This review originally appeared in the Korean Quarterly
“Bold,” “brash,” “funny,” and “playing for keeps” – those are descriptions that can be applied in equal measure to not one but nearly each member of the cast of the raucous comedy-drama, “History of a Salaryman,” from SBS. One might well add “brave” and “devious” too.
Far from the traditional makjang dramas of hidden births and family secrets or stories of puppy love, “Salaryman” is a colorful re-imagining of the historical tale of the events leading up to the creation of the Han Dynasty in China, known as the Chu-Han Contention (206-202 BC). Cleverly weaving parallels to characters past and present and mapping out the ebb and flow of battle successes and failures, history has rarely been so amusing.
An Atypical Hero
The unlikely lead (or at least that is how he seems) and the titular salaryman is Yoo Bang, the Liu Bang of centuries past. He is played with an appealing zest by the youthful Lee Beom-soo. (And “youthful” is a particularly appropriate adjective in this case, as the story develops.) Yoo Bang not only is saddled with an unfortunate name (when not reading his name in it’s original Chinese characters it can refer to breasts), but he’s from a decidedly working class background.

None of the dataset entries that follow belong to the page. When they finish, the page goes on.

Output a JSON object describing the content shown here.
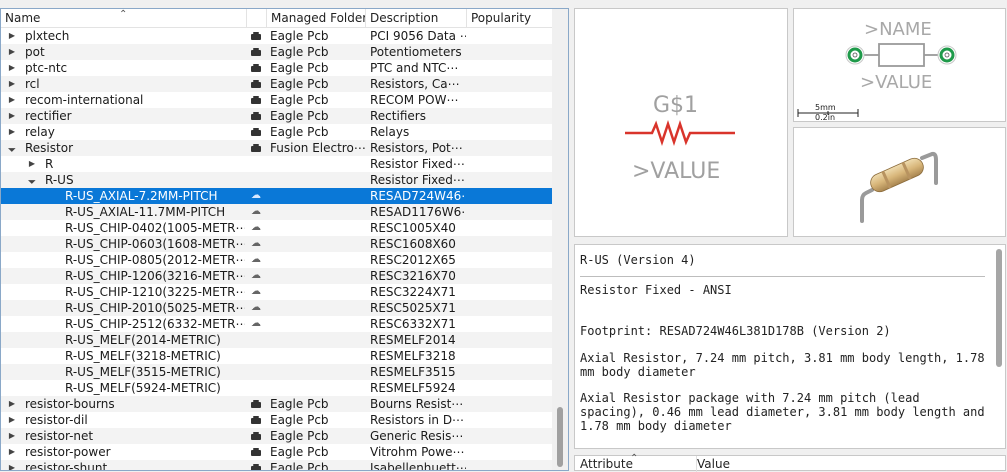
{
  "tree": {
    "columns": {
      "name": "Name",
      "managed_folder": "Managed Folder",
      "description": "Description",
      "popularity": "Popularity"
    },
    "rows": [
      {
        "level": 0,
        "twisty": "collapsed",
        "name": "plxtech",
        "folder_icon": "storage-icon",
        "folder": "Eagle Pcb",
        "desc": "PCI 9056 Data ⋯"
      },
      {
        "level": 0,
        "twisty": "collapsed",
        "name": "pot",
        "folder_icon": "storage-icon",
        "folder": "Eagle Pcb",
        "desc": "Potentiometers"
      },
      {
        "level": 0,
        "twisty": "collapsed",
        "name": "ptc-ntc",
        "folder_icon": "storage-icon",
        "folder": "Eagle Pcb",
        "desc": "PTC and NTC⋯"
      },
      {
        "level": 0,
        "twisty": "collapsed",
        "name": "rcl",
        "folder_icon": "storage-icon",
        "folder": "Eagle Pcb",
        "desc": "Resistors, Ca⋯"
      },
      {
        "level": 0,
        "twisty": "collapsed",
        "name": "recom-international",
        "folder_icon": "storage-icon",
        "folder": "Eagle Pcb",
        "desc": "RECOM POW⋯"
      },
      {
        "level": 0,
        "twisty": "collapsed",
        "name": "rectifier",
        "folder_icon": "storage-icon",
        "folder": "Eagle Pcb",
        "desc": "Rectifiers"
      },
      {
        "level": 0,
        "twisty": "collapsed",
        "name": "relay",
        "folder_icon": "storage-icon",
        "folder": "Eagle Pcb",
        "desc": "Relays"
      },
      {
        "level": 0,
        "twisty": "expanded",
        "name": "Resistor",
        "folder_icon": "storage-icon",
        "folder": "Fusion Electro⋯",
        "desc": "Resistors, Pot⋯"
      },
      {
        "level": 1,
        "twisty": "collapsed",
        "name": "R",
        "folder_icon": "",
        "folder": "",
        "desc": "Resistor Fixed⋯"
      },
      {
        "level": 1,
        "twisty": "expanded",
        "name": "R-US",
        "folder_icon": "",
        "folder": "",
        "desc": "Resistor Fixed⋯"
      },
      {
        "level": 2,
        "twisty": "",
        "name": "R-US_AXIAL-7.2MM-PITCH",
        "folder_icon": "cloud-icon",
        "folder": "",
        "desc": "RESAD724W46⋯",
        "selected": true
      },
      {
        "level": 2,
        "twisty": "",
        "name": "R-US_AXIAL-11.7MM-PITCH",
        "folder_icon": "cloud-icon",
        "folder": "",
        "desc": "RESAD1176W6⋯"
      },
      {
        "level": 2,
        "twisty": "",
        "name": "R-US_CHIP-0402(1005-METR⋯",
        "folder_icon": "cloud-icon",
        "folder": "",
        "desc": "RESC1005X40"
      },
      {
        "level": 2,
        "twisty": "",
        "name": "R-US_CHIP-0603(1608-METR⋯",
        "folder_icon": "cloud-icon",
        "folder": "",
        "desc": "RESC1608X60"
      },
      {
        "level": 2,
        "twisty": "",
        "name": "R-US_CHIP-0805(2012-METR⋯",
        "folder_icon": "cloud-icon",
        "folder": "",
        "desc": "RESC2012X65"
      },
      {
        "level": 2,
        "twisty": "",
        "name": "R-US_CHIP-1206(3216-METR⋯",
        "folder_icon": "cloud-icon",
        "folder": "",
        "desc": "RESC3216X70"
      },
      {
        "level": 2,
        "twisty": "",
        "name": "R-US_CHIP-1210(3225-METR⋯",
        "folder_icon": "cloud-icon",
        "folder": "",
        "desc": "RESC3224X71"
      },
      {
        "level": 2,
        "twisty": "",
        "name": "R-US_CHIP-2010(5025-METR⋯",
        "folder_icon": "cloud-icon",
        "folder": "",
        "desc": "RESC5025X71"
      },
      {
        "level": 2,
        "twisty": "",
        "name": "R-US_CHIP-2512(6332-METR⋯",
        "folder_icon": "cloud-icon",
        "folder": "",
        "desc": "RESC6332X71"
      },
      {
        "level": 2,
        "twisty": "",
        "name": "R-US_MELF(2014-METRIC)",
        "folder_icon": "",
        "folder": "",
        "desc": "RESMELF2014"
      },
      {
        "level": 2,
        "twisty": "",
        "name": "R-US_MELF(3218-METRIC)",
        "folder_icon": "",
        "folder": "",
        "desc": "RESMELF3218"
      },
      {
        "level": 2,
        "twisty": "",
        "name": "R-US_MELF(3515-METRIC)",
        "folder_icon": "",
        "folder": "",
        "desc": "RESMELF3515"
      },
      {
        "level": 2,
        "twisty": "",
        "name": "R-US_MELF(5924-METRIC)",
        "folder_icon": "",
        "folder": "",
        "desc": "RESMELF5924"
      },
      {
        "level": 0,
        "twisty": "collapsed",
        "name": "resistor-bourns",
        "folder_icon": "storage-icon",
        "folder": "Eagle Pcb",
        "desc": "Bourns Resist⋯"
      },
      {
        "level": 0,
        "twisty": "collapsed",
        "name": "resistor-dil",
        "folder_icon": "storage-icon",
        "folder": "Eagle Pcb",
        "desc": "Resistors in D⋯"
      },
      {
        "level": 0,
        "twisty": "collapsed",
        "name": "resistor-net",
        "folder_icon": "storage-icon",
        "folder": "Eagle Pcb",
        "desc": "Generic Resis⋯"
      },
      {
        "level": 0,
        "twisty": "collapsed",
        "name": "resistor-power",
        "folder_icon": "storage-icon",
        "folder": "Eagle Pcb",
        "desc": "Vitrohm Powe⋯"
      },
      {
        "level": 0,
        "twisty": "collapsed",
        "name": "resistor-shunt",
        "folder_icon": "storage-icon",
        "folder": "Eagle Pcb",
        "desc": "Isabellenhuett⋯"
      }
    ]
  },
  "symbol_preview": {
    "name_label": "G$1",
    "value_label": ">VALUE",
    "resistor_color": "#d9342b",
    "text_color": "#a0a0a0"
  },
  "package_preview": {
    "name_label": ">NAME",
    "value_label": ">VALUE",
    "scale_mm": "5mm",
    "scale_in": "0.2in",
    "pad_color": "#1f9a4a"
  },
  "details": {
    "title": "R-US (Version 4)",
    "subtitle": "Resistor Fixed - ANSI",
    "footprint": "Footprint: RESAD724W46L381D178B (Version 2)",
    "para1": "Axial Resistor, 7.24 mm pitch, 3.81 mm body length, 1.78 mm body diameter",
    "para2": "Axial Resistor package with 7.24 mm pitch (lead spacing), 0.46 mm lead diameter, 3.81 mm body length and 1.78 mm body diameter"
  },
  "attributes": {
    "col_attribute": "Attribute",
    "col_value": "Value"
  }
}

At the start of the story, Yoo Bang is unsuccessfully trying to fulfill his (now deceased) father’s most devout wish; that his son would go to college, get a job at a proper company, and wear business shoes every day – not work some menial job as he’d done. Yoo Bang has gone to college, but it’s some no-name, low prestige school and now he’s finding his task nearly impossible. He’s filling in some paperwork to participate in a medical study for some much-needed cash when he spots a fashionable, attractive, and graceful-looking young woman in a café opposite. He daydreams about how sweet and lovely her voice must be.

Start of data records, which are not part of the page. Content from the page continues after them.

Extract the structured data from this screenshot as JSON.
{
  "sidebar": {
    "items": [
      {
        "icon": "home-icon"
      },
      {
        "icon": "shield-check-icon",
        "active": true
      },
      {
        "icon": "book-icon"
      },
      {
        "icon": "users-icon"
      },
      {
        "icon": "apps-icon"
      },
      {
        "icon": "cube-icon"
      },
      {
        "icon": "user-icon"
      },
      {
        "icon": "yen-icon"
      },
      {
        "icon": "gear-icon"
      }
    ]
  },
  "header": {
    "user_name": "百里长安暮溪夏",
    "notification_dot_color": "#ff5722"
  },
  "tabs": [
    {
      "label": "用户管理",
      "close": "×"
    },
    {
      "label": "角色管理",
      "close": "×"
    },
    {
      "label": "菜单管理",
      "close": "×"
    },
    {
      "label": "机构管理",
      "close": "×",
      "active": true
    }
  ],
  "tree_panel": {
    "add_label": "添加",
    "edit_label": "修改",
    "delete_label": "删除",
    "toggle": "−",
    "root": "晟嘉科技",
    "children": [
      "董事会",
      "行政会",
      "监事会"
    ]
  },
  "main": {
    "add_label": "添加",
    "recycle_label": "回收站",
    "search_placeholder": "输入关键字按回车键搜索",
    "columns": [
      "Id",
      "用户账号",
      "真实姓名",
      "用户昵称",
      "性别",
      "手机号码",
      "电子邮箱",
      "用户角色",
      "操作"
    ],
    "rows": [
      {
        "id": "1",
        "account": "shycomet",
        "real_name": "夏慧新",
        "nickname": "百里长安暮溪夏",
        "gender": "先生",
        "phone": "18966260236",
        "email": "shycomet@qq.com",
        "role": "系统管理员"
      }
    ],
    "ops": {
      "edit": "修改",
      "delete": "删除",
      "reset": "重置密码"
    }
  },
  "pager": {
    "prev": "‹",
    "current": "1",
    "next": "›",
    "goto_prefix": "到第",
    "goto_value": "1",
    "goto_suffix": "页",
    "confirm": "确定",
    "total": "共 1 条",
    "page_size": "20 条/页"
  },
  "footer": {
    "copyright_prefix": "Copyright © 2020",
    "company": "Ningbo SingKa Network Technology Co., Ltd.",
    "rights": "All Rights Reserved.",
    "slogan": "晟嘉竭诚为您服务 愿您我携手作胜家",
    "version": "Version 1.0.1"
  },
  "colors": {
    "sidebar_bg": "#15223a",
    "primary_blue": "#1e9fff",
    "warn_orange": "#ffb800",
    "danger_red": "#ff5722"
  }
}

Fabulous (Fabulously Foul-mouthed)
Were he to be in the position of the wait-staff in the café he’d be in for a rude awakening for this is, in fact, the fantastically spoiled and foul-mouthed granddaughter of the Chu Han conglomerate, Baek Yeo-chi. With flaming red hair and a fiery tongue to match, Yeo-chi dialogue is 50% expletives-deleted as she chews out one person after another. In a radical departure from many of her other roles, Jung Ryu-won sets out brilliantly as the unforgettable heiress.
If there is a contention, there must be an antagonist, and in “Salaryman” there are, in fact, several contenders for the role of chief villain. The most prominent of these (and not just because he dwarfs Lee Beom-soo by about six inches), is the dashing, American-educated marketing wunderkind and evil genius strategist, Cho Hang-woo. Jung Gyu-woon, who normally plays more conventional athletic and handsome leading men type roles, jumps in feet first to play the unscrupulous Hang-woo – Liu Bang’s ancient rival, Xiang Yu.
Continue, to read more of this review (plot-related spoiler level: medium-low)